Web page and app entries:
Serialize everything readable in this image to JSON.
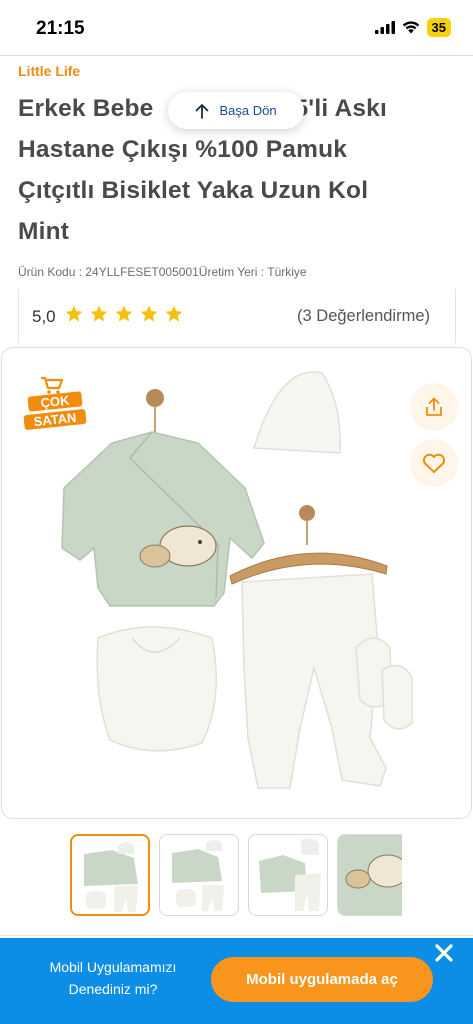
{
  "status_bar": {
    "time": "21:15",
    "battery": "35"
  },
  "product": {
    "brand": "Little Life",
    "title": "Erkek Bebek 5 Parça Ayıcık Desenli Zıbın Takımı Unisex Yenidoğan 5'li Askı Hastane Çıkışı %100 Pamuk Çıtçıtlı Bisiklet Yaka Uzun Kol Mint",
    "title_lines": [
      "Erkek Bebe",
      "Hastane Çıkışı %100 Pamuk",
      "Çıtçıtlı Bisiklet Yaka Uzun Kol",
      "Mint"
    ],
    "title_line1_tail": "an 5'li Askı",
    "code_text": "Ürün Kodu : 24YLLFESET005001Üretim Yeri : Türkiye",
    "rating": "5,0",
    "star_count": 5,
    "reviews": "(3 Değerlendirme)"
  },
  "back_to_top": {
    "label": "Başa Dön"
  },
  "image": {
    "badge_line1": "ÇOK",
    "badge_line2": "SATAN",
    "share_icon": "share-icon",
    "favorite_icon": "heart-icon"
  },
  "thumbnails": {
    "count": 4,
    "active_index": 0
  },
  "banner": {
    "line1": "Mobil Uygulamamızı",
    "line2": "Denediniz mi?",
    "button": "Mobil uygulamada aç"
  },
  "colors": {
    "accent": "#f28c0f",
    "banner": "#0c8ee7",
    "button": "#f8951d",
    "mint": "#c9d8c6"
  }
}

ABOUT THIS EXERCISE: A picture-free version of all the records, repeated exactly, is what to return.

EXERCISE OUTPUT:
Serialize everything readable in this image to JSON.
{
  "status_bar": {
    "time": "21:15",
    "battery": "35"
  },
  "product": {
    "brand": "Little Life",
    "title": "Erkek Bebek 5 Parça Ayıcık Desenli Zıbın Takımı Unisex Yenidoğan 5'li Askı Hastane Çıkışı %100 Pamuk Çıtçıtlı Bisiklet Yaka Uzun Kol Mint",
    "title_lines": [
      "Erkek Bebe",
      "Hastane Çıkışı %100 Pamuk",
      "Çıtçıtlı Bisiklet Yaka Uzun Kol",
      "Mint"
    ],
    "title_line1_tail": "an 5'li Askı",
    "code_text": "Ürün Kodu : 24YLLFESET005001Üretim Yeri : Türkiye",
    "rating": "5,0",
    "star_count": 5,
    "reviews": "(3 Değerlendirme)"
  },
  "back_to_top": {
    "label": "Başa Dön"
  },
  "image": {
    "badge_line1": "ÇOK",
    "badge_line2": "SATAN",
    "share_icon": "share-icon",
    "favorite_icon": "heart-icon"
  },
  "thumbnails": {
    "count": 4,
    "active_index": 0
  },
  "banner": {
    "line1": "Mobil Uygulamamızı",
    "line2": "Denediniz mi?",
    "button": "Mobil uygulamada aç"
  },
  "colors": {
    "accent": "#f28c0f",
    "banner": "#0c8ee7",
    "button": "#f8951d",
    "mint": "#c9d8c6"
  }
}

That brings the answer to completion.